Thanks for stopping by! View my full portfolio at www.laurenjustice.com
I visited Book World, a bookstore in West Bend, Wisconsin, on one of its last mornings of business. The 45-store chain is the fourth largest in the country and spans across the Upper Midwest. Founded in 1976, Book World has suffered due to e-commerce. Click on the link to read the full article in The New York Times.
I photographed Laura, a DACA recipient, for Progressive Magazine in the fall of 2017. Laura has worked out a potential living arrangement for her daughter in preparation for the possibility of deportation. She and her daughter met me at a park for a few portraits and asked that her identity be partially concealed.
For the last two years I have participated in a three-year mentorship program led by Jim Estrin and Ed Kashi. There are 15 of us in the group, and we have all been working on personal passion projects. On February 1, Johns Hopkins hosted the opening night of our group’s first exhibit together.
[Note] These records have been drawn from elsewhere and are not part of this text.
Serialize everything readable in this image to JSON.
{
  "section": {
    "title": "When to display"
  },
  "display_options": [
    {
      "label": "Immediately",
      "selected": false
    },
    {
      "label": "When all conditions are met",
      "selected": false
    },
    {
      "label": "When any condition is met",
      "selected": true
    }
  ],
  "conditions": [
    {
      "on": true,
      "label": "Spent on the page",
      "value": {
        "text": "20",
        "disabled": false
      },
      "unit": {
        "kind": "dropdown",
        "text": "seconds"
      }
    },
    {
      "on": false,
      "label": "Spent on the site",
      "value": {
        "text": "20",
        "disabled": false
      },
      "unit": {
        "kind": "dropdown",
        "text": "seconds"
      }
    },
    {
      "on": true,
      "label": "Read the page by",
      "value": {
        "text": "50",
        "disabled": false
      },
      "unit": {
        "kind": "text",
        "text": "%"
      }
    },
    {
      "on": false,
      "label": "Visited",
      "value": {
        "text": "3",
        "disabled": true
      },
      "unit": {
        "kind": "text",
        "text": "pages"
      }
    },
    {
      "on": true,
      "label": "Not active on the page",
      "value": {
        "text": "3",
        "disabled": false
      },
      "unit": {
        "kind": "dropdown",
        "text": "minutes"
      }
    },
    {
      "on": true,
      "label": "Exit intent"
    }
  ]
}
Roughly 200 people attended the opening to view our work.
Sharing pieces of their projects, mentorship participants, friends, and colleagues Kara Frame (NPR), Griselda San Martin (documentary photographer), and Salwan Georges (Washington Post) were joined by our mentors Ed Kashi and Jim Estrin to discuss the impact that photojournalism can have on policy. Please click the link to hear the conversation.
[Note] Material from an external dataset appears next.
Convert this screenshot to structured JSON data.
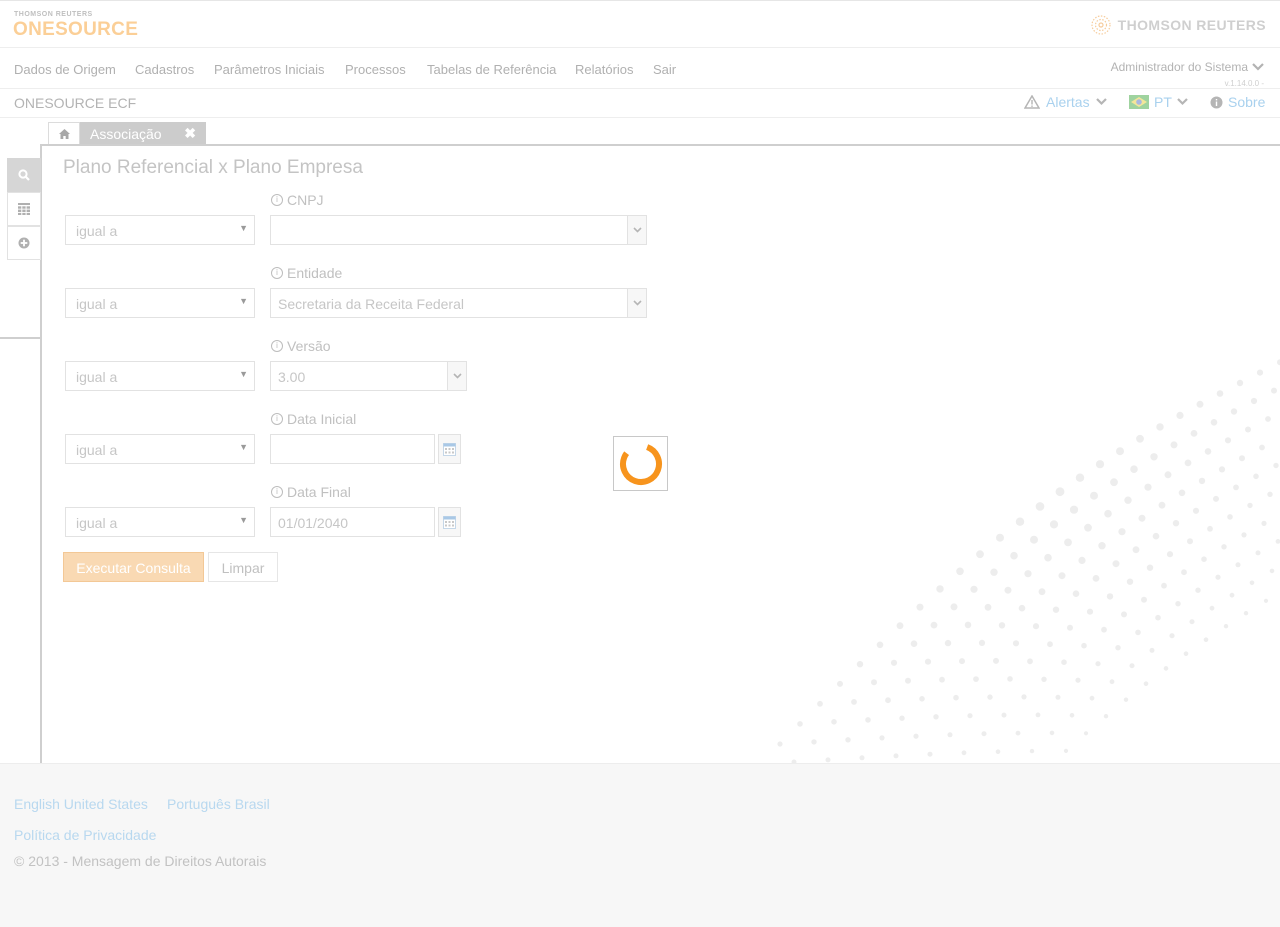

(courtesy iPhone photo of the panel discussion)
As many as 100,000 people participated in the Women’s March down State Street to the Wisconsin State Capitol on January 21, 2017. I was there for Madison’s local alternative weekly, Isthmus.
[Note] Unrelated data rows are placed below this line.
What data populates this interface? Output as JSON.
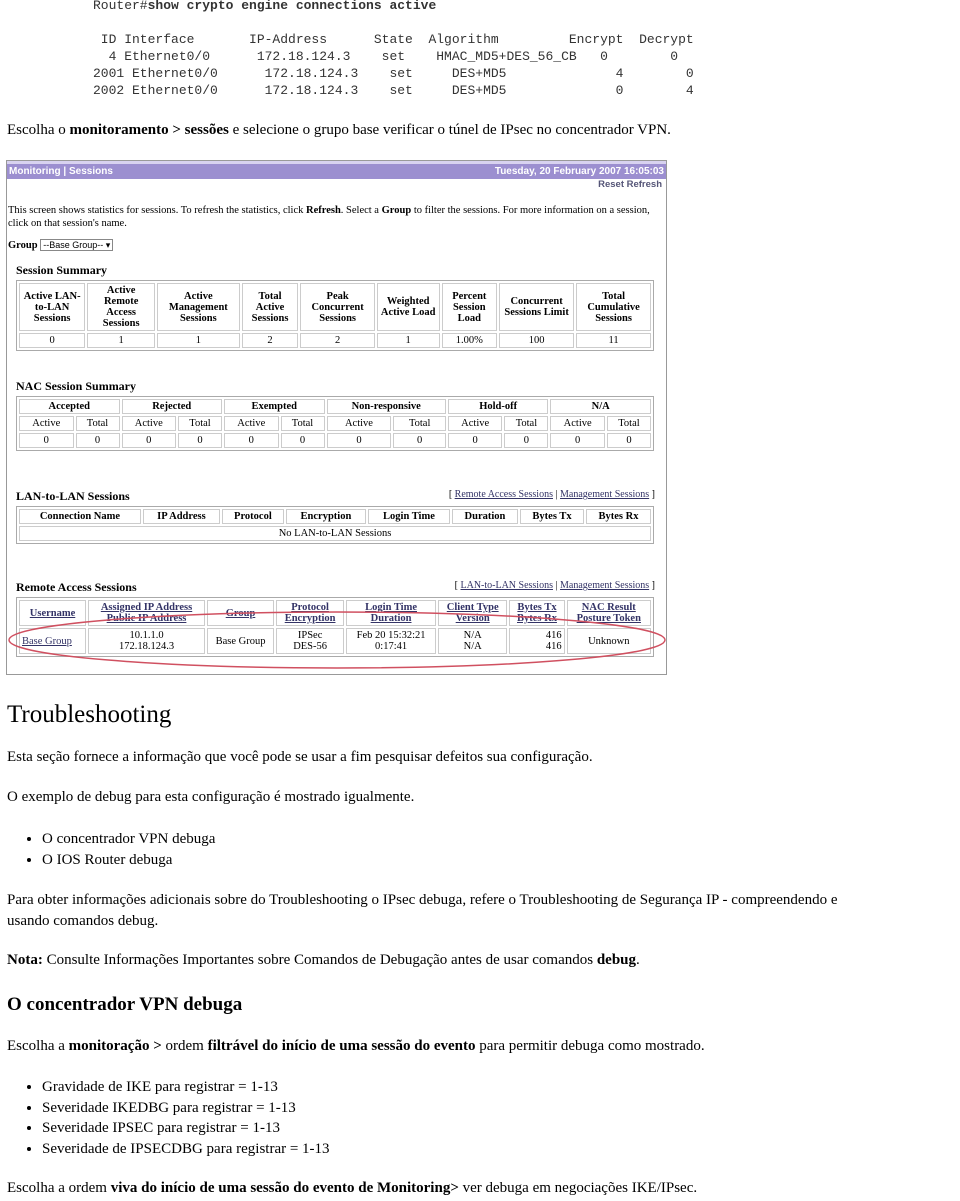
{
  "code": {
    "prompt": "Router#",
    "command": "show crypto engine connections active",
    "lines": [
      " ID Interface       IP-Address      State  Algorithm         Encrypt  Decrypt",
      "  4 Ethernet0/0      172.18.124.3    set    HMAC_MD5+DES_56_CB   0        0",
      "2001 Ethernet0/0      172.18.124.3    set     DES+MD5              4        0",
      "2002 Ethernet0/0      172.18.124.3    set     DES+MD5              0        4"
    ]
  },
  "intro": {
    "a": "Escolha o ",
    "b": "monitoramento > sessões",
    "c": " e selecione o grupo base verificar o túnel de IPsec no concentrador VPN."
  },
  "shot": {
    "title": "Monitoring | Sessions",
    "datetime": "Tuesday, 20 February 2007 16:05:03",
    "reset": "Reset",
    "refresh": "Refresh",
    "desc_a": "This screen shows statistics for sessions. To refresh the statistics, click ",
    "desc_b": "Refresh",
    "desc_c": ". Select a ",
    "desc_d": "Group",
    "desc_e": " to filter the sessions. For more information on a session, click on that session's name.",
    "group_label": "Group",
    "group_value": "--Base Group--",
    "summary": {
      "title": "Session Summary",
      "headers": [
        "Active LAN-to-LAN Sessions",
        "Active Remote Access Sessions",
        "Active Management Sessions",
        "Total Active Sessions",
        "Peak Concurrent Sessions",
        "Weighted Active Load",
        "Percent Session Load",
        "Concurrent Sessions Limit",
        "Total Cumulative Sessions"
      ],
      "values": [
        "0",
        "1",
        "1",
        "2",
        "2",
        "1",
        "1.00%",
        "100",
        "11"
      ]
    },
    "nac": {
      "title": "NAC Session Summary",
      "groups": [
        "Accepted",
        "Rejected",
        "Exempted",
        "Non-responsive",
        "Hold-off",
        "N/A"
      ],
      "active": "Active",
      "total": "Total",
      "zero": "0"
    },
    "l2l": {
      "title": "LAN-to-LAN Sessions",
      "links": [
        "Remote Access Sessions",
        "Management Sessions"
      ],
      "headers": [
        "Connection Name",
        "IP Address",
        "Protocol",
        "Encryption",
        "Login Time",
        "Duration",
        "Bytes Tx",
        "Bytes Rx"
      ],
      "empty": "No LAN-to-LAN Sessions"
    },
    "ra": {
      "title": "Remote Access Sessions",
      "links": [
        "LAN-to-LAN Sessions",
        "Management Sessions"
      ],
      "headers": [
        [
          "Username",
          ""
        ],
        [
          "Assigned IP Address",
          "Public IP Address"
        ],
        [
          "Group",
          ""
        ],
        [
          "Protocol",
          "Encryption"
        ],
        [
          "Login Time",
          "Duration"
        ],
        [
          "Client Type",
          "Version"
        ],
        [
          "Bytes Tx",
          "Bytes Rx"
        ],
        [
          "NAC Result",
          "Posture Token"
        ]
      ],
      "row": [
        [
          "Base Group",
          ""
        ],
        [
          "10.1.1.0",
          "172.18.124.3"
        ],
        [
          "Base Group",
          ""
        ],
        [
          "IPSec",
          "DES-56"
        ],
        [
          "Feb 20 15:32:21",
          "0:17:41"
        ],
        [
          "N/A",
          "N/A"
        ],
        [
          "416",
          "416"
        ],
        [
          "Unknown",
          ""
        ]
      ]
    }
  },
  "ts": {
    "title": "Troubleshooting",
    "p1": "Esta seção fornece a informação que você pode se usar a fim pesquisar defeitos sua configuração.",
    "p2": "O exemplo de debug para esta configuração é mostrado igualmente.",
    "bullets": [
      "O concentrador VPN debuga",
      "O IOS Router debuga"
    ],
    "p3a": "Para obter informações adicionais sobre do Troubleshooting o IPsec debuga, refere o Troubleshooting de Segurança IP - compreendendo e",
    "p3b": "usando comandos debug.",
    "nota_label": "Nota:",
    "nota_text": " Consulte Informações Importantes sobre Comandos de Debugação antes de usar comandos ",
    "nota_bold": "debug",
    "nota_end": "."
  },
  "vpn": {
    "title": "O concentrador VPN debuga",
    "p_a": "Escolha a ",
    "p_b": "monitoração >",
    "p_c": " ordem ",
    "p_d": "filtrável do início de uma sessão do evento",
    "p_e": " para permitir debuga como mostrado.",
    "bullets": [
      "Gravidade de IKE para registrar = 1-13",
      "Severidade IKEDBG para registrar = 1-13",
      "Severidade IPSEC para registrar = 1-13",
      "Severidade de IPSECDBG para registrar = 1-13"
    ],
    "last_a": "Escolha a ordem ",
    "last_b": "viva do início de uma sessão do evento de Monitoring>",
    "last_c": " ver debuga em negociações IKE/IPsec."
  }
}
Jessica Giesen of Giesen Law Offices asked for portraits that were less traditional and more personable than typical headshots are for lawyers. She wanted something a little more unique. Their office building, a house that the Madison Landmarks Commission named as a historical site, became a beautiful backdrop for the session with her and Charley Giesen.